The irony is that while the divergent efficacy rates have contributed to the suspicion surrounding the Sinovac firing, the evidence emerging in the real world is increasingly positive.
Officials in Chile – which has vaccinated 41.5% of its population, mostly older people – CoronaVac credit for lowering Covid death and hospitalization rates. While cases have increased again there, which Yin says is due to the fact that young people have not been vaccinated as widely, actual data from Chile shows that CoronaVac prevented 80% of deaths in children. people vaccinated and protected 67% of the development of symptomatic Covid.
Indonesian data that Sinovac was not aware of were even more positive than Chile’s results, concluding that the vaccine protected 98% of health workers studied against death and 96% against hospitalization as early as seven days after being trapped. Additionally, the gunshot protected 94% of workers from symptomatic infection, well above deviation rates seen in clinical trials of Sinovac.
The fact that Chinese vaccines are now being administered outside the country and around the world is a significant achievement, which would have been “virtually unthinkable” before the pandemic, said Brad Loncar, managing director of Loncar Investments, which owns shares. in the Chinese vaccine. manufacturer CanSino Biologics Inc. and Shanghai Fosun Pharmaceutical Group Co, license holder for Pfizer-BioNTech vaccine in the Greater China Area.

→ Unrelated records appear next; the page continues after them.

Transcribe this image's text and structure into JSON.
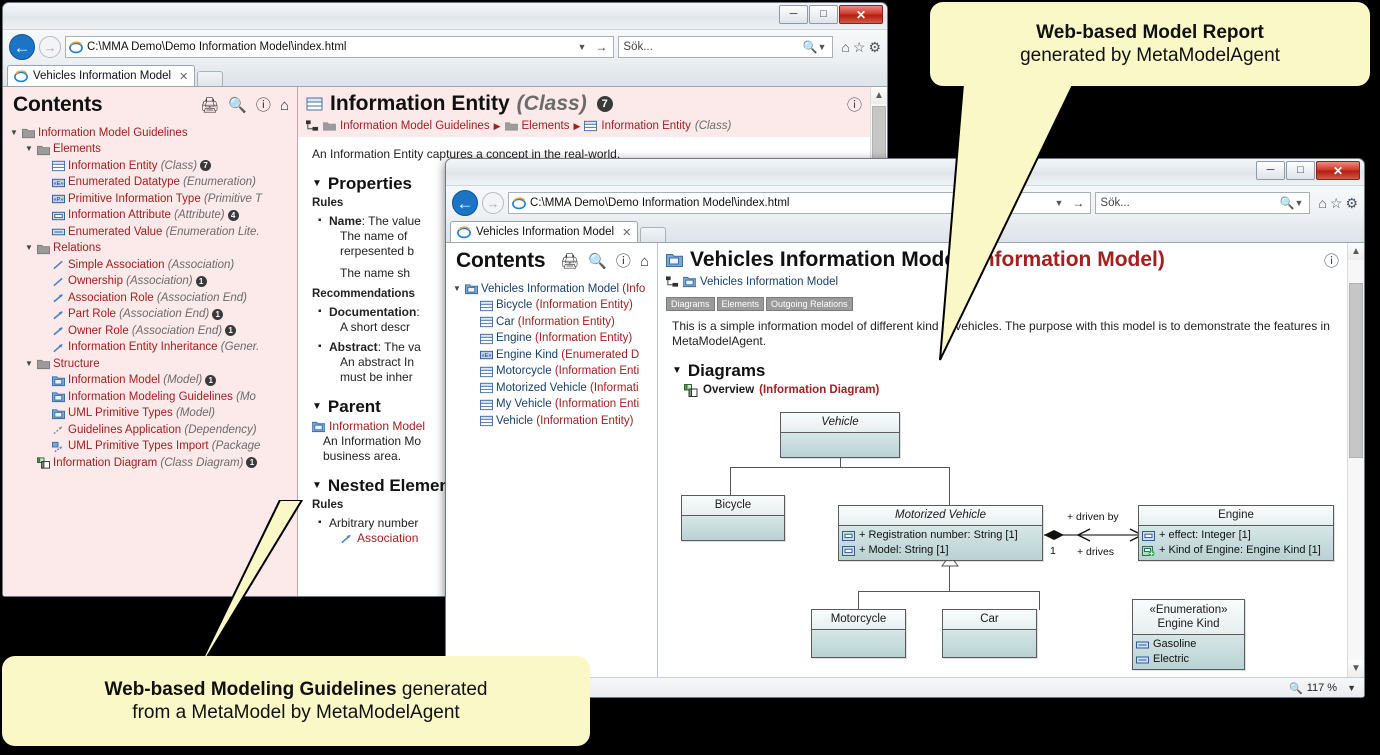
{
  "window1": {
    "address": "C:\\MMA Demo\\Demo Information Model\\index.html",
    "search_placeholder": "Sök...",
    "tab_title": "Vehicles Information Model",
    "contents_title": "Contents",
    "icons": {
      "print": "printer-icon",
      "search": "search-icon",
      "help": "help-icon",
      "home": "home-icon"
    },
    "tree": [
      {
        "depth": 0,
        "twisty": "down",
        "icon": "folder",
        "name": "Information Model Guidelines",
        "type": "",
        "count": ""
      },
      {
        "depth": 1,
        "twisty": "down",
        "icon": "folder",
        "name": "Elements",
        "type": "",
        "count": ""
      },
      {
        "depth": 2,
        "twisty": "",
        "icon": "class",
        "name": "Information Entity",
        "type": "(Class)",
        "count": "7"
      },
      {
        "depth": 2,
        "twisty": "",
        "icon": "enum",
        "name": "Enumerated Datatype",
        "type": "(Enumeration)",
        "count": ""
      },
      {
        "depth": 2,
        "twisty": "",
        "icon": "prim",
        "name": "Primitive Information Type",
        "type": "(Primitive T",
        "count": ""
      },
      {
        "depth": 2,
        "twisty": "",
        "icon": "attr",
        "name": "Information Attribute",
        "type": "(Attribute)",
        "count": "4"
      },
      {
        "depth": 2,
        "twisty": "",
        "icon": "lit",
        "name": "Enumerated Value",
        "type": "(Enumeration Lite.",
        "count": ""
      },
      {
        "depth": 1,
        "twisty": "down",
        "icon": "folder",
        "name": "Relations",
        "type": "",
        "count": ""
      },
      {
        "depth": 2,
        "twisty": "",
        "icon": "assoc",
        "name": "Simple Association",
        "type": "(Association)",
        "count": ""
      },
      {
        "depth": 2,
        "twisty": "",
        "icon": "assoc",
        "name": "Ownership",
        "type": "(Association)",
        "count": "1"
      },
      {
        "depth": 2,
        "twisty": "",
        "icon": "aend",
        "name": "Association Role",
        "type": "(Association End)",
        "count": ""
      },
      {
        "depth": 2,
        "twisty": "",
        "icon": "aend",
        "name": "Part Role",
        "type": "(Association End)",
        "count": "1"
      },
      {
        "depth": 2,
        "twisty": "",
        "icon": "aend",
        "name": "Owner Role",
        "type": "(Association End)",
        "count": "1"
      },
      {
        "depth": 2,
        "twisty": "",
        "icon": "gen",
        "name": "Information Entity Inheritance",
        "type": "(Gener.",
        "count": ""
      },
      {
        "depth": 1,
        "twisty": "down",
        "icon": "folder",
        "name": "Structure",
        "type": "",
        "count": ""
      },
      {
        "depth": 2,
        "twisty": "",
        "icon": "model",
        "name": "Information Model",
        "type": "(Model)",
        "count": "1"
      },
      {
        "depth": 2,
        "twisty": "",
        "icon": "model",
        "name": "Information Modeling Guidelines",
        "type": "(Mo",
        "count": ""
      },
      {
        "depth": 2,
        "twisty": "",
        "icon": "model",
        "name": "UML Primitive Types",
        "type": "(Model)",
        "count": ""
      },
      {
        "depth": 2,
        "twisty": "",
        "icon": "dep",
        "name": "Guidelines Application",
        "type": "(Dependency)",
        "count": ""
      },
      {
        "depth": 2,
        "twisty": "",
        "icon": "imp",
        "name": "UML Primitive Types Import",
        "type": "(Package",
        "count": ""
      },
      {
        "depth": 1,
        "twisty": "",
        "icon": "diagram",
        "name": "Information Diagram",
        "type": "(Class Diagram)",
        "count": "1"
      }
    ],
    "detail": {
      "icon": "class-icon",
      "title": "Information Entity",
      "title_type": "(Class)",
      "title_count": "7",
      "help_icon": "help-icon",
      "breadcrumb": [
        {
          "icon": "hierarchy-icon",
          "label": ""
        },
        {
          "icon": "folder-icon",
          "label": "Information Model Guidelines"
        },
        {
          "icon": "folder-icon",
          "label": "Elements"
        },
        {
          "icon": "class-icon",
          "label": "Information Entity",
          "type": "(Class)"
        }
      ],
      "intro": "An Information Entity captures a concept in the real-world.",
      "sections": [
        {
          "heading": "Properties",
          "sub1": "Rules",
          "rules": [
            {
              "term": "Name",
              "text": ": The value",
              "lines": [
                "The name of",
                "rerpesented b",
                "",
                "The name sh"
              ]
            }
          ],
          "sub2": "Recommendations",
          "recs": [
            {
              "term": "Documentation",
              "text": ":",
              "lines": [
                "A short descr"
              ]
            },
            {
              "term": "Abstract",
              "text": ": The va",
              "lines": [
                "An abstract In",
                "must be inher"
              ]
            }
          ]
        },
        {
          "heading": "Parent",
          "link": "Information Model",
          "lines": [
            "An Information Mo",
            "business area."
          ]
        },
        {
          "heading": "Nested Element",
          "sub1": "Rules",
          "rules": [
            {
              "term": "",
              "text": "Arbitrary number",
              "lines": [
                "Association"
              ]
            }
          ]
        }
      ]
    }
  },
  "window2": {
    "address": "C:\\MMA Demo\\Demo Information Model\\index.html",
    "search_placeholder": "Sök...",
    "tab_title": "Vehicles Information Model",
    "contents_title": "Contents",
    "tree": [
      {
        "depth": 0,
        "twisty": "down",
        "icon": "model",
        "name": "Vehicles Information Model",
        "type": "(Info"
      },
      {
        "depth": 1,
        "twisty": "",
        "icon": "class",
        "name": "Bicycle",
        "type": "(Information Entity)"
      },
      {
        "depth": 1,
        "twisty": "",
        "icon": "class",
        "name": "Car",
        "type": "(Information Entity)"
      },
      {
        "depth": 1,
        "twisty": "",
        "icon": "class",
        "name": "Engine",
        "type": "(Information Entity)"
      },
      {
        "depth": 1,
        "twisty": "",
        "icon": "enum",
        "name": "Engine Kind",
        "type": "(Enumerated D"
      },
      {
        "depth": 1,
        "twisty": "",
        "icon": "class",
        "name": "Motorcycle",
        "type": "(Information Enti"
      },
      {
        "depth": 1,
        "twisty": "",
        "icon": "class",
        "name": "Motorized Vehicle",
        "type": "(Informati"
      },
      {
        "depth": 1,
        "twisty": "",
        "icon": "class",
        "name": "My Vehicle",
        "type": "(Information Enti"
      },
      {
        "depth": 1,
        "twisty": "",
        "icon": "class",
        "name": "Vehicle",
        "type": "(Information Entity)"
      }
    ],
    "detail": {
      "title": "Vehicles Information Model",
      "title_type": "(Information Model)",
      "breadcrumb_label": "Vehicles Information Model",
      "chips": [
        "Diagrams",
        "Elements",
        "Outgoing Relations"
      ],
      "intro_line1": "This is a simple information model of different kind of vehicles. The purpose with this model is to demonstrate the features in",
      "intro_line2": "MetaModelAgent.",
      "diagrams_heading": "Diagrams",
      "diagram_name": "Overview",
      "diagram_type": "(Information Diagram)"
    },
    "status": {
      "zoom": "117 %",
      "zoom_icon": "zoom-icon",
      "dropdown": "chevron-down-icon"
    }
  },
  "diagram": {
    "classes": [
      {
        "id": "vehicle",
        "name": "Vehicle",
        "italic": true,
        "attrs": []
      },
      {
        "id": "bicycle",
        "name": "Bicycle",
        "italic": false,
        "attrs": []
      },
      {
        "id": "motorized",
        "name": "Motorized Vehicle",
        "italic": true,
        "attrs": [
          "+ Registration number: String [1]",
          "+ Model: String [1]"
        ]
      },
      {
        "id": "engine",
        "name": "Engine",
        "italic": false,
        "attrs": [
          "+ effect: Integer [1]",
          "+ Kind of Engine: Engine Kind [1]"
        ]
      },
      {
        "id": "motorcycle",
        "name": "Motorcycle",
        "italic": false,
        "attrs": []
      },
      {
        "id": "car",
        "name": "Car",
        "italic": false,
        "attrs": []
      }
    ],
    "enumeration": {
      "stereotype": "«Enumeration»",
      "name": "Engine Kind",
      "literals": [
        "Gasoline",
        "Electric"
      ]
    },
    "association": {
      "role_target": "+ driven by",
      "role_source": "+ drives",
      "multiplicity": "1"
    }
  },
  "callouts": {
    "top": {
      "line1": "Web-based Model Report",
      "line2": "generated by MetaModelAgent"
    },
    "bottom": {
      "line1_bold": "Web-based Modeling Guidelines",
      "line1_rest": " generated",
      "line2": "from a MetaModel by MetaModelAgent"
    }
  },
  "colors": {
    "accent_red": "#a32020",
    "tree_blue": "#17406e",
    "callout_bg": "#fbf8c8",
    "contents_pink": "#fce9e9",
    "uml_fill": "#b9d2d3"
  }
}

“Without a doubt, the transparency that Chinese companies and regulators have shown is far from the highest level and needs to be improved,” he said. “This is what it takes to gain the greatest public confidence in medicine, and this is why the United States has achieved this gold standard.
“If China is to be a world leader in medicine at this level in the future, at some point it will have to get there from a transparency and regulatory standpoint.”
– With the help of Emma O’Brien, Dong Lyu and Claire Che